This is a series of articles on budgeting that both the novice and veteran can benefit from. Happy budgetting!

I hope you are learning how to budget like a professional. My goal is for your relationships and finances to improve as you Learn How to Do Money Better! Please subscribe so you can stay informed of future articles.
(Photo by Images_of_Money)

 

Are you afraid of what's under the bed?

We all have financial monsters under the bed. It is time to face our fears.

Do you have objections to budgeting money? Do you have fears concerning organizing your personal finances?

There are many reasons to avoid budgeting, but are they valid?

I Don’t Need a Budget

I bet a burrito you need a budget.

Budgeting Will Kill My Fun

Did you know that you can budget for fun? It’s true! You can add whatever you want as long as your income will support the spending (and your spouse agrees). So go ahead and put some fun money in the budget!

Budgeting Is Too Hard

While it does take a few months to get the hang of budgeting, the benefits will outweigh the sweat and time you put into the process. I’m also here to help if you have any questions. Contact me.

I’m Afraid of What I’ll Find

Are you afraid of what’s under the bed? If you never look then you’ll never be able to fight those money monsters. Take a peek and begin to tame that dragon.

I Don’t Want to be Put in a Box

When a plan exists for the money, then you have freedom to spend within that plan without guilt.

“With boundaries there is freedom”-D.P.

What other objections do you have about budgeting? Are you ready to stop living in fear? 

(Photo by The Midnight Blues Photography)

[This is part of my How to Budget Like a Pro blog Series]

I bet you a burrito...

Why budget?

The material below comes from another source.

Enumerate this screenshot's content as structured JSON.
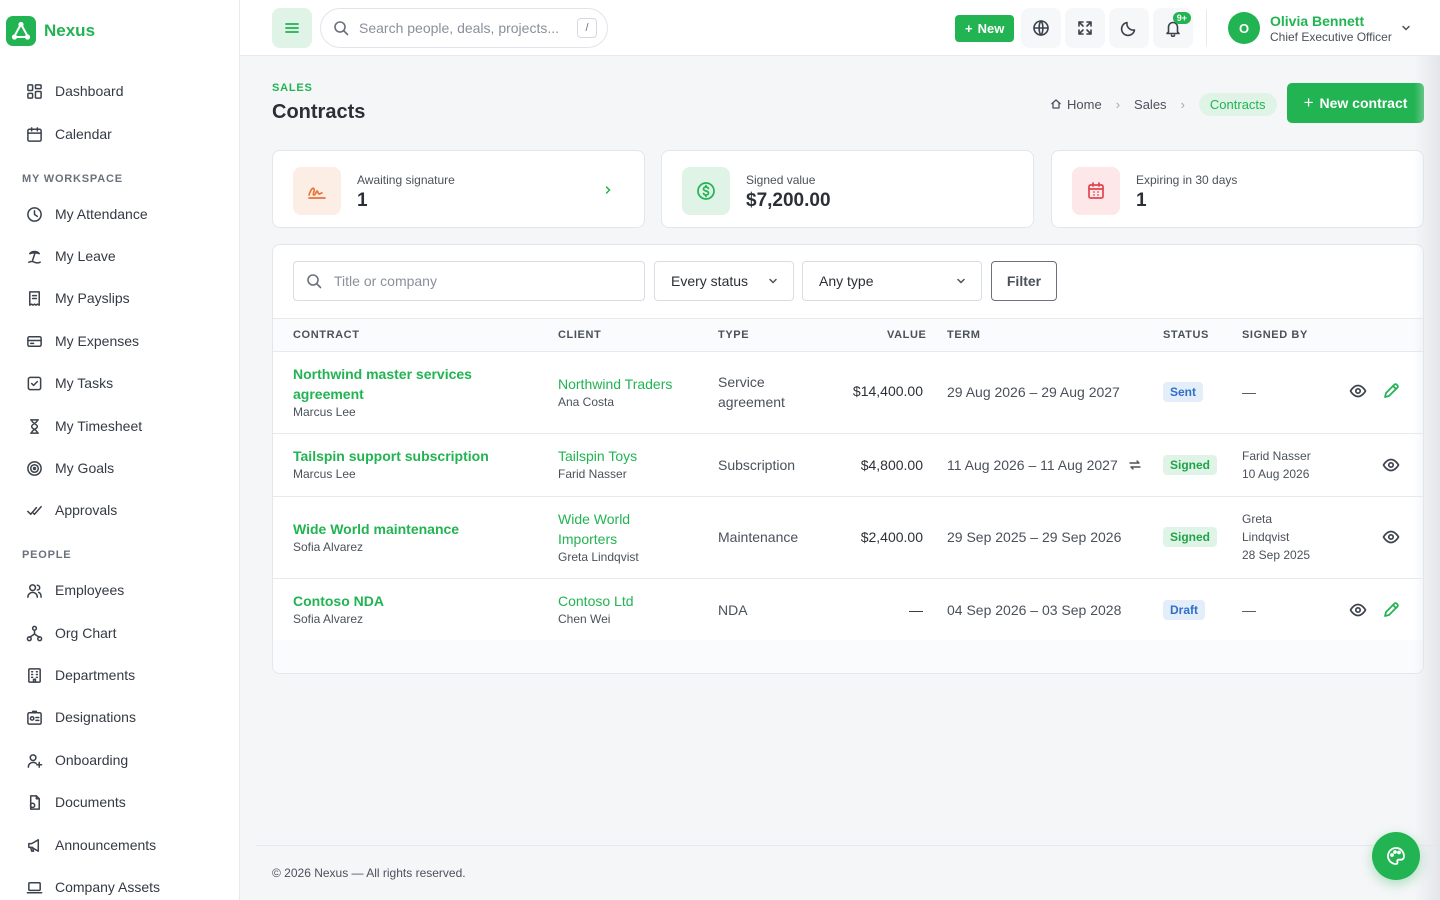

It’s a new year and many of you are gearing up for changes. You might have even made resolutions or goals in the past few days.

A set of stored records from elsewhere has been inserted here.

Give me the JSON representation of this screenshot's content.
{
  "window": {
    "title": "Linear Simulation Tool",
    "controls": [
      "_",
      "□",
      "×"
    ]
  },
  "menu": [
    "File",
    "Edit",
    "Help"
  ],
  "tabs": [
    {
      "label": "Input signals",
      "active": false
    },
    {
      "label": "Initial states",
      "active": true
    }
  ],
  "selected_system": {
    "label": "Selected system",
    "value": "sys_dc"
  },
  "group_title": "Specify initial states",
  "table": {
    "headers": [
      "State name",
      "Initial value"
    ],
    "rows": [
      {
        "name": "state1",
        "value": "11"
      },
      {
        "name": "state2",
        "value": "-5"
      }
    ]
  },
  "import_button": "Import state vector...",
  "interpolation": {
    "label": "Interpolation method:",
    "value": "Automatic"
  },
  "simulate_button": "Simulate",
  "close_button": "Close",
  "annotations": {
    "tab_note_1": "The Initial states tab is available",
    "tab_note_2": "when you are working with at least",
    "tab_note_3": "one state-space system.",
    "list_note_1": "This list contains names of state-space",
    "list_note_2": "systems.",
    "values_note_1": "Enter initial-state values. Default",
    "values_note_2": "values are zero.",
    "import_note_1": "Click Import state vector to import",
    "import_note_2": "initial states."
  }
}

I bet a burrito that your resolutions are somehow related to money, career, health, or relationships? Did I get it right? BURRITO for me! I was going to eat one either way. (Map to the nearest Chipotle Burrito)

Let’s talk money. If you are going to do money right, then you’re going to have to start budgeting.

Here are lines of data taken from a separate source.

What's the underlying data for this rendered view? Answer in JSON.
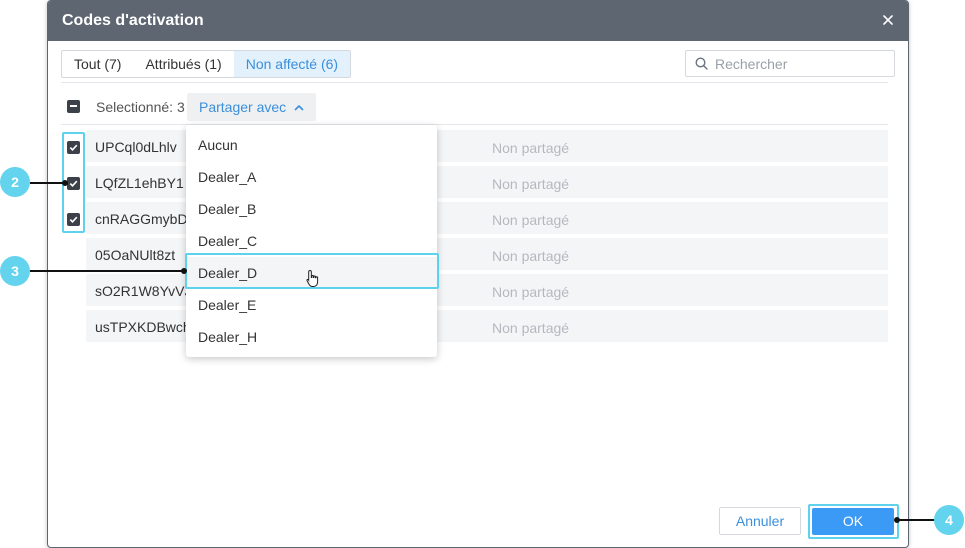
{
  "dialog": {
    "title": "Codes d'activation",
    "close_icon": "close-icon"
  },
  "tabs": [
    {
      "label": "Tout (7)",
      "active": false
    },
    {
      "label": "Attribués (1)",
      "active": false
    },
    {
      "label": "Non affecté (6)",
      "active": true
    }
  ],
  "search": {
    "placeholder": "Rechercher",
    "icon": "search-icon"
  },
  "toolbar": {
    "selected_label": "Selectionné: 3",
    "share_label": "Partager avec"
  },
  "rows": [
    {
      "code": "UPCql0dLhlv",
      "status": "Non partagé",
      "checked": true
    },
    {
      "code": "LQfZL1ehBY1",
      "status": "Non partagé",
      "checked": true
    },
    {
      "code": "cnRAGGmybDh",
      "status": "Non partagé",
      "checked": true
    },
    {
      "code": "05OaNUlt8zt",
      "status": "Non partagé",
      "checked": false
    },
    {
      "code": "sO2R1W8YvVJ",
      "status": "Non partagé",
      "checked": false
    },
    {
      "code": "usTPXKDBwch",
      "status": "Non partagé",
      "checked": false
    }
  ],
  "dropdown": {
    "options": [
      "Aucun",
      "Dealer_A",
      "Dealer_B",
      "Dealer_C",
      "Dealer_D",
      "Dealer_E",
      "Dealer_H"
    ],
    "hovered": "Dealer_D"
  },
  "footer": {
    "cancel_label": "Annuler",
    "ok_label": "OK"
  },
  "callouts": [
    "2",
    "3",
    "4"
  ],
  "colors": {
    "accent": "#3b9af5",
    "link": "#3b8fdb",
    "highlight": "#5ed1ec",
    "titlebar": "#5e6672",
    "callout": "#64d3ed"
  }
}
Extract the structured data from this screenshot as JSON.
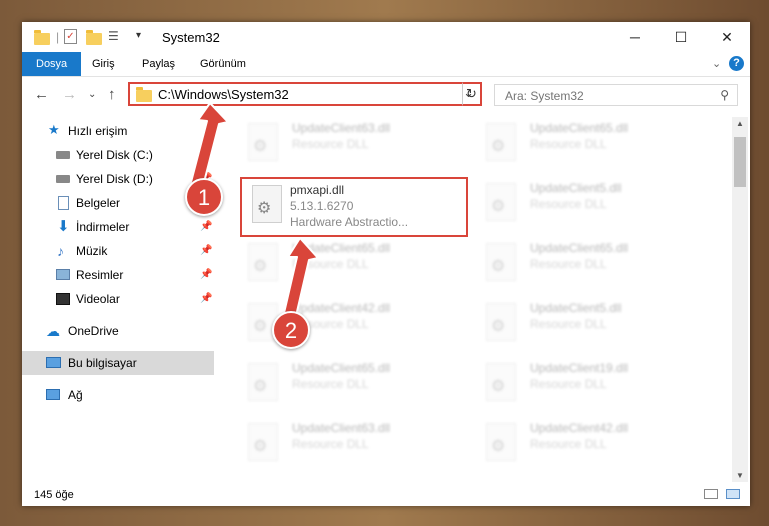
{
  "window": {
    "title": "System32",
    "min": "─",
    "max": "☐",
    "close": "✕"
  },
  "ribbon": {
    "tabs": [
      "Dosya",
      "Giriş",
      "Paylaş",
      "Görünüm"
    ],
    "help": "?"
  },
  "address": {
    "path": "C:\\Windows\\System32",
    "dropdown": "⌄",
    "refresh": "↻"
  },
  "search": {
    "placeholder": "Ara: System32"
  },
  "nav": {
    "quick_access": "Hızlı erişim",
    "items": [
      "Yerel Disk (C:)",
      "Yerel Disk (D:)",
      "Belgeler",
      "İndirmeler",
      "Müzik",
      "Resimler",
      "Videolar"
    ],
    "onedrive": "OneDrive",
    "this_pc": "Bu bilgisayar",
    "network": "Ağ"
  },
  "files": {
    "selected": {
      "name": "pmxapi.dll",
      "version": "5.13.1.6270",
      "desc": "Hardware Abstractio..."
    },
    "left": [
      {
        "name": "UpdateClient63.dll",
        "desc": "Resource DLL"
      },
      {
        "name": "UpdateClient65.dll",
        "desc": "Resource DLL"
      },
      {
        "name": "UpdateClient42.dll",
        "desc": "Resource DLL"
      },
      {
        "name": "UpdateClient65.dll",
        "desc": "Resource DLL"
      },
      {
        "name": "UpdateClient63.dll",
        "desc": "Resource DLL"
      }
    ],
    "right": [
      {
        "name": "UpdateClient65.dll",
        "desc": "Resource DLL"
      },
      {
        "name": "UpdateClient5.dll",
        "desc": "Resource DLL"
      },
      {
        "name": "UpdateClient65.dll",
        "desc": "Resource DLL"
      },
      {
        "name": "UpdateClient5.dll",
        "desc": "Resource DLL"
      },
      {
        "name": "UpdateClient19.dll",
        "desc": "Resource DLL"
      },
      {
        "name": "UpdateClient42.dll",
        "desc": "Resource DLL"
      }
    ]
  },
  "status": {
    "count": "145 öğe"
  },
  "annotations": {
    "one": "1",
    "two": "2",
    "color": "#d9453a"
  }
}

I know that word makes you a bit queasy. There is a pill for that or an app for sure, but that’s for another post.

What is a Budget?

It’s very simple. A budget is a basic tool to tell your money whose pocket to go into. Should it go to your landlord, local barista (I prefer Peet’s if you are new here), local grocer etc. A budget pre-decides how your paycheck will be spent.

“That’s not fun!” “I don’t want to be put in a box.” you’re thinking. Well, you know what’s also not fun? I’ve made a list for your connivence.

10 Financial Situations that are Not Fun (Due to not Budgeting)

1. Those money fights with your spouse when bills are due.
2. Bouncing checks and paying bank fees with money you don’t have.
3. Having your debit/credit card rejected.
4. Loosing sleep because you are worried about money.
5. Not being able to make the mortgage or rent.
6. Having to work extra years because you didn’t budget enough for retirement.
7. Seeing the repo man drive off with your vehicle.
8. Telling your kids they are on their own for college funds.
9. Bill collectors calling about your unpaid credit cards or medical bills.
10. Still paying for Christmas gifts 6 months later.

Are you convinced you should budget? Are you going to make time each month to pre-decide where you money goes?

Action: If you are ready to start budgeting, start by writing your commitment in the comments below. Stay tuned and I’ll show you how to budget. 

(Photo by Lisa B.)

[This is part of my How to Budget Like a Pro blog Series]